Our spirit receives glimpses of our soul's purpose. Our emotions move the vision of spirit into our bodies. Through the agency of our emotions, the wisdom of the spirit acts through the agency of our bodies who walk us towards our soul's purpose. Our mind helps us to collect data and plot a logical course for our journey.
In an unbalanced psyche, our mind might over-think and eventually crush our spirit's visions. The mind then only serves as yet another defense mechanism. On the other hand, our dishonored emotions might overreact and scare us away from our spirit's visions. They won't transmit the information to the body, nor engage our mental intelligence to move towards our vision.
Spirit, mind, emotions and body form an inseparable team in transmitting intelligence and manifesting our soul's purpose in life. Suppressing either one of our elements impairs our personal growth and spiritual evolution.
Emotions are incredibly powerful. They can become dangerous if we handle them carelessly. Suppressing our sadness, rather than bringing release and rejuvenation, drags us further down until we feel stuck and paralyzed. I have a close friend who has been feeling stuck in his life for years now. I always wonder how much grief he's holding. For so many people who suffer from depression, the root problem is not sadness, but repressed anger. It's clear that suppressing our emotions does not lead to a healthy psyche.
When we suppress our emotions, we often re-live the events related to them obsessively. The emotion branches-out into the mind. Rather than discharging the energy of powerful emotions, they are further fueled by thoughts and concepts. When the tension becomes too big, we feel like we need to finally express what we feel. By that time, the emotion has become charged with all the consequences of repression.

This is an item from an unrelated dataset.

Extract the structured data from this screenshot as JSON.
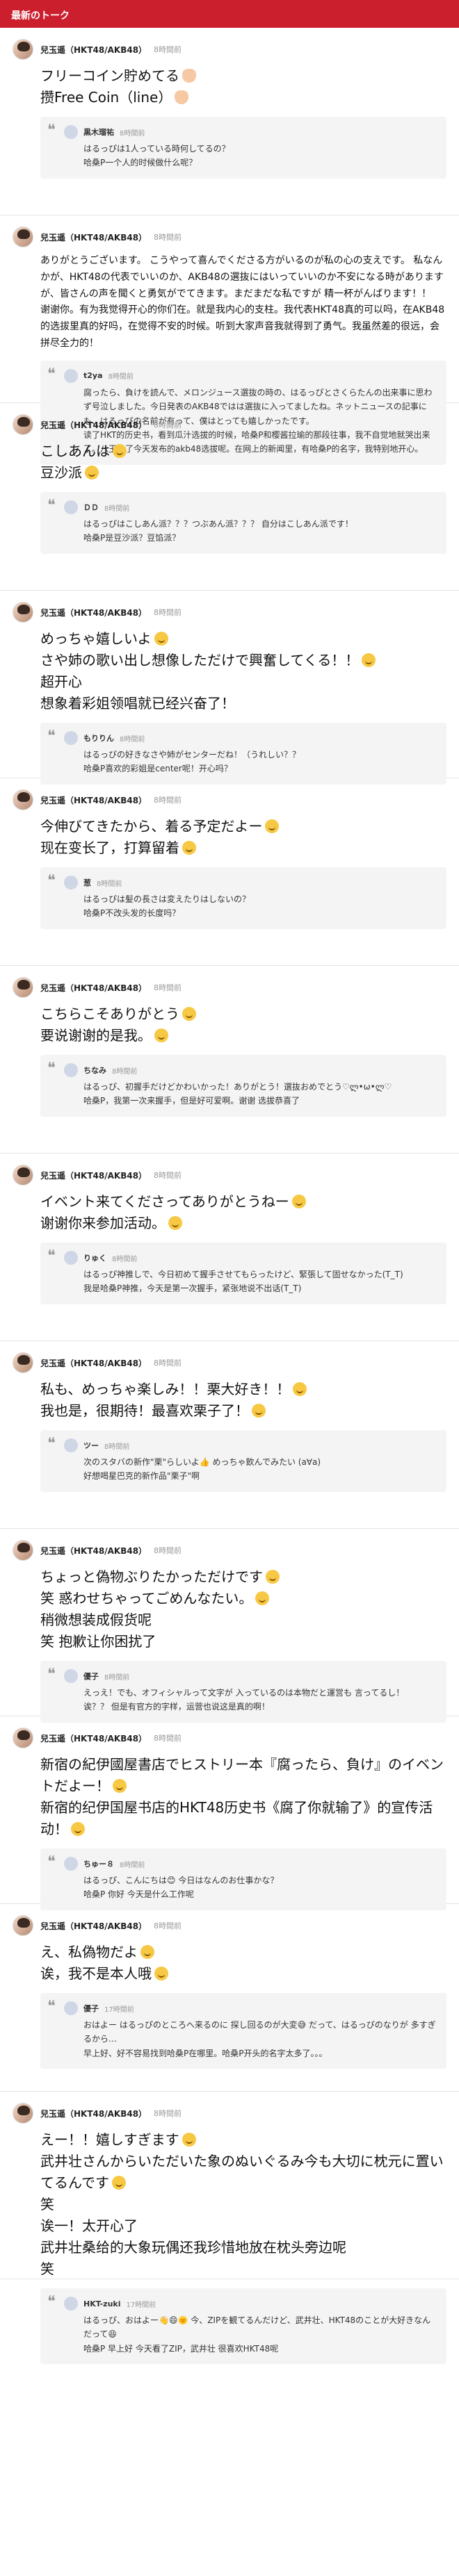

For me, one of the most valuable meditation practices for gaining insight into my emotions has been Mindfulness. One of the practices of Mindfulness meditation consists of witnessing and labeling emotions. It's a practice of bringing the mental concepts to the emotion. Mindfulness is an extremely valuable practice that on the one hand increases our self-awareness and on the other hand facilitates the discovery of the witness inside ourselves. Connecting with our witnessing capacity opens the doors to the experience of who we are at our innermost center.
However, Mindfulness doesn't necessarily lead to understanding what our emotions are trying to teach us. Mindfulness increases awareness and develops insight beyond our emotions. It doesn't automatically give us insight into the messages of emotions.
As a very intellectual person, the axiom "emotions need to be felt, not analyzed" also added great value to my experience of emotions. From this perspective we are to just allow the raw emotion move through us and fully feel and acknowledge it. As it moves through us, the energy releases and the emotion subsides. So when we feel an overpowering emotion, we can acknowledge it, welcome it, allow it to move through us and understand its message.
By allowing emotions to flow through us naturally, they become powerful messengers that can bring us a lot of insight. Together with the wisdom of our other elements and faculties, they guide us to the fulfillment of our soul's purpose.
Nothing in the human being is a mistake. The water of our emotions can be felt in the body. They can be conceptualized by the mind. And together they create the intuition that guides our soul.
For me, coming into my body and learning to feel and understand my emotions has been a long and gradual journey that continues to unfold. It has been a fascinating journey that has brought me in touch with how I really feel. It healed the parts in myself that I had abandoned, and connected the parts that had been dissociated.
In a fully integrated psyche, the light shines even where darkness resides.
Deniz Aydoslu is a Yoga Therapist, Criminologist and author of the bestselling book Depression Decoded.